The wide spectrum of residential care staff needs
Community practitioners’ multiple roles
CHAPTER 8: Building Resilience at School and in the Community
Life never stops in the therapy room
Involving communities: Exciting but largely untested opportunities
The role of mentors
A new experience of belonging
Linking emotional literacy with a business nous
The power of religion, religiosity and spirituality
CHAPTER 9: Application of Therapeutic Approaches
‘Therapeutic’: A widely used and often misunderstood word
Family and attachment-based approaches
Trauma-focused strategies: Usually expected, but where does one start and stop?
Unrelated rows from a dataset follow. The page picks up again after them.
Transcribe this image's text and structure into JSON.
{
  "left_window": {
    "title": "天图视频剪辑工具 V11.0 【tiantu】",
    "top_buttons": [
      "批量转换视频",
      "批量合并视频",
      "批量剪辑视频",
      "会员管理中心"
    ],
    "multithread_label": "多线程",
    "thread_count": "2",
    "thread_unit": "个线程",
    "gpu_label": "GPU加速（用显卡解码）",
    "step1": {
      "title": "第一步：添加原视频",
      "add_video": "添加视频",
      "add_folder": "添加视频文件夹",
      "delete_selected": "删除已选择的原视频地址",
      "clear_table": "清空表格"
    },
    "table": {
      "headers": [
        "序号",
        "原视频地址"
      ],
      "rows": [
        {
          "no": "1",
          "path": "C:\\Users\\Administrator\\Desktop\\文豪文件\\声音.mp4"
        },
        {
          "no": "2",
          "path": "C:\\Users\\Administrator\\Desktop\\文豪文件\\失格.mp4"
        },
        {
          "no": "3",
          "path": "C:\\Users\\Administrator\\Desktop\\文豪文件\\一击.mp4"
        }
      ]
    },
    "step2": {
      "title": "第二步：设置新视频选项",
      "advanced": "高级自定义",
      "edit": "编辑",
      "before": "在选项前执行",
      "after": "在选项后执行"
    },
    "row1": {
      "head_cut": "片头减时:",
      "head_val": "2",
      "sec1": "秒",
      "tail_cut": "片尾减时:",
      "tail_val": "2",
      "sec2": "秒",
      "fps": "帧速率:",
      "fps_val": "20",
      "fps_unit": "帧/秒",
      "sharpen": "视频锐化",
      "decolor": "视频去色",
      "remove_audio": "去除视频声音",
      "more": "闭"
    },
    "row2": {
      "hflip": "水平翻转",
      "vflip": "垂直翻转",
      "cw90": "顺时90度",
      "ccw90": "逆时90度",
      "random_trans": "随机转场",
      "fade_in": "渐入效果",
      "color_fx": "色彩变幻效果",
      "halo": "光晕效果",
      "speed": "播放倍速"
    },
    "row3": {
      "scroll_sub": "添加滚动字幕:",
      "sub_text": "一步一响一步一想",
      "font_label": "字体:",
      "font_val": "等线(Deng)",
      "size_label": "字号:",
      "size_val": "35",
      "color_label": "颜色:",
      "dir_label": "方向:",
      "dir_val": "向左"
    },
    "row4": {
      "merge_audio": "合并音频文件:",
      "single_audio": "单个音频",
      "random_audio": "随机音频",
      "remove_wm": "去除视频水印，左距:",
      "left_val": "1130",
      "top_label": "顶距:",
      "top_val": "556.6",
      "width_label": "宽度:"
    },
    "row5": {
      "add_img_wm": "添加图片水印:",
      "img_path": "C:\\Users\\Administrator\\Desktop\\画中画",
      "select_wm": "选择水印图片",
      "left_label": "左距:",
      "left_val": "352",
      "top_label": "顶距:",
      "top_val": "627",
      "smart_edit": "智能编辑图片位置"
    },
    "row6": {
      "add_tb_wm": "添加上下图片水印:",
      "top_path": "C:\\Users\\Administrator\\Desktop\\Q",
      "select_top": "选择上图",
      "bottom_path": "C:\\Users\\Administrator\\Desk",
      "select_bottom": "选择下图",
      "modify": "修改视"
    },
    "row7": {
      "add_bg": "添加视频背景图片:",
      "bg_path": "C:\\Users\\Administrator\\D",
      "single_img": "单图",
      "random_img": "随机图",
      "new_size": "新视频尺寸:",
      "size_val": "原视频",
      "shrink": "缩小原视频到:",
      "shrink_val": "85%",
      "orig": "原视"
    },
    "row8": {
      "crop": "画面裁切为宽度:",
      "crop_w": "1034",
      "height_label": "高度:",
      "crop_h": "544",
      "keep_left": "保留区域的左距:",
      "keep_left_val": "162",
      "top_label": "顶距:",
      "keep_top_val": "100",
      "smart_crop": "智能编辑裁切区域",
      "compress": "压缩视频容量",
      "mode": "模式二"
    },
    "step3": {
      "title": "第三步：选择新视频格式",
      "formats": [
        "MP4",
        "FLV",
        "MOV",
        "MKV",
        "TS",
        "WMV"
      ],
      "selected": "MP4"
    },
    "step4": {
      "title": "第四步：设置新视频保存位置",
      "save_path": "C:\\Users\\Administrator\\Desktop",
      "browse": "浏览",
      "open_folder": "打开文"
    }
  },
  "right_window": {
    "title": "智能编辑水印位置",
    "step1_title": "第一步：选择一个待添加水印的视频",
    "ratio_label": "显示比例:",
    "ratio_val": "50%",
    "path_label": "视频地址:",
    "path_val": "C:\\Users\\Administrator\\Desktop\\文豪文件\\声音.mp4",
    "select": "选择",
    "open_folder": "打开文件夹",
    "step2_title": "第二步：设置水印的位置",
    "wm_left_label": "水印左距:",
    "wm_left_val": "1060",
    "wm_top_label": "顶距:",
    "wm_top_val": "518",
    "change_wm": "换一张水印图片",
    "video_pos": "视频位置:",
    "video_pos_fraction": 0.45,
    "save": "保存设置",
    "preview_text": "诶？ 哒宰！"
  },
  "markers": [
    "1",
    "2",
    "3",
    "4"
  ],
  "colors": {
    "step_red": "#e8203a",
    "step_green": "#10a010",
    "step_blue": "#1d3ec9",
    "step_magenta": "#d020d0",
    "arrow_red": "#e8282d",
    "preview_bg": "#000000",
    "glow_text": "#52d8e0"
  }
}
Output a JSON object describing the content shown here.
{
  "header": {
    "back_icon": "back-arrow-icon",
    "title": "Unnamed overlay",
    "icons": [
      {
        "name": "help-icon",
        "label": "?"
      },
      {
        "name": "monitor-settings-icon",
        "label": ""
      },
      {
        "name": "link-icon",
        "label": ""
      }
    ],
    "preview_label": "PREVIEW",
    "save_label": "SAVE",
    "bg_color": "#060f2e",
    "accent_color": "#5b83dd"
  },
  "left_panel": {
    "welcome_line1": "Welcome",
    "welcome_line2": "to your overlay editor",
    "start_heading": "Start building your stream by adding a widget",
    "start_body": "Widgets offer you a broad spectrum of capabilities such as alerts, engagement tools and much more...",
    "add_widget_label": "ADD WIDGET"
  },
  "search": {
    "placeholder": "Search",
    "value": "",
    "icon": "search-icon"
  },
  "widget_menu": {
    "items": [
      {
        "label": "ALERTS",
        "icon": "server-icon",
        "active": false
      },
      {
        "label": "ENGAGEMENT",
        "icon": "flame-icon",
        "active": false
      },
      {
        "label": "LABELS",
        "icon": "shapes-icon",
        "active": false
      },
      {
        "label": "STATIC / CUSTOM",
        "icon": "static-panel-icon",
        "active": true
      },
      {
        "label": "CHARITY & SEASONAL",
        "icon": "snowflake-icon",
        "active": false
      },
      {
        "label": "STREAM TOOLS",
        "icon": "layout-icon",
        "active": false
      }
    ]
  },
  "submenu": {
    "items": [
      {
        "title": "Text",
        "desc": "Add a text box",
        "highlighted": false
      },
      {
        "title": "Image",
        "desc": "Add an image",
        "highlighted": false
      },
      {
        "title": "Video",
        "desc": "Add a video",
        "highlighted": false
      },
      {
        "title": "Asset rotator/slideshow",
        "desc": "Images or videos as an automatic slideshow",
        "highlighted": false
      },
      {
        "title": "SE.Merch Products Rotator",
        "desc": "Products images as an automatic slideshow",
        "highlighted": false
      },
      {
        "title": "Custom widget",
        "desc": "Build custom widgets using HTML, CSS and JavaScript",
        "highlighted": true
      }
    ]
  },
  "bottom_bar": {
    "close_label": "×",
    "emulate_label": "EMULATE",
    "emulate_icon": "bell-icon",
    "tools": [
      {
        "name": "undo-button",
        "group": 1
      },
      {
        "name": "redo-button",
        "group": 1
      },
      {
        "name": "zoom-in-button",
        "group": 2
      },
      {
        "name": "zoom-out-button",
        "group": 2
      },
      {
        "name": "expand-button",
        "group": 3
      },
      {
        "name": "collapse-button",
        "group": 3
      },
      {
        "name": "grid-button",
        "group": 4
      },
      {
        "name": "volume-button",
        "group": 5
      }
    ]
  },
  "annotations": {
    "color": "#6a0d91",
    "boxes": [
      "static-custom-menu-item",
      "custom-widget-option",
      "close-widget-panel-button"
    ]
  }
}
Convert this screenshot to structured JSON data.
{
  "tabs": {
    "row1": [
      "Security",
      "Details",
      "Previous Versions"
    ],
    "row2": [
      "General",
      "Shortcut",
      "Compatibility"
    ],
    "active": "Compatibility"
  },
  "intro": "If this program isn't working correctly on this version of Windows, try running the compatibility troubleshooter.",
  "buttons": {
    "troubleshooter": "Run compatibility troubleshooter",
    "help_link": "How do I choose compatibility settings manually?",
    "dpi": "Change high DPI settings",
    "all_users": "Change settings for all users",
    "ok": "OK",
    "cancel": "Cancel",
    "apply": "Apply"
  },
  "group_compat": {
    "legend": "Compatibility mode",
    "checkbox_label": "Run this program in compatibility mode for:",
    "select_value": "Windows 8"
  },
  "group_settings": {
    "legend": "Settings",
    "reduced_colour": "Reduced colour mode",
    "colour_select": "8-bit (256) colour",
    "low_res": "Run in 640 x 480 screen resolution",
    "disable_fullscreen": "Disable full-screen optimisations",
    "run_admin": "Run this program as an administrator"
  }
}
Cognitive-behavioural and other applications
CHAPTER 10: Therapeutic Interventions
Making sense of traumatic memories
Therapeutic relief by touching upon the trauma
Indications and misunderstandings of medication
Multimodal programmes and principles
CHAPTER 11: Always a Service Model, whatever the Constraints
Absence of service modelling
Policy encompassing vulnerability
The more ‘inter’ the better, but without dilution
From joint care pathways to joint care plans
No need for specialists, but rather for specialist competencies
The importance of indirect service activities
Genuine user participation
Are we making impact? The ever growing and changing role of service evaluation
High-income countries (HIC)
Low- and middle-income countries (LMIC)
CHAPTER 12: Training in a Service Context
Service connotations and principles
Inter-connectedness between training and service provision
Learning objectives and format of delivery
Trauma-related awareness and foundation knowledge
Continuous professional development (CPD) or lifelong learning
Optimizing the deceptively scary use of new technologies
Organizational issues to be considered
BOOK REFERENCES BY CHAPTER
Panos Vostanis is a is Professor of Child Mental Health at the University of Leicester and Visiting Professor at University College London.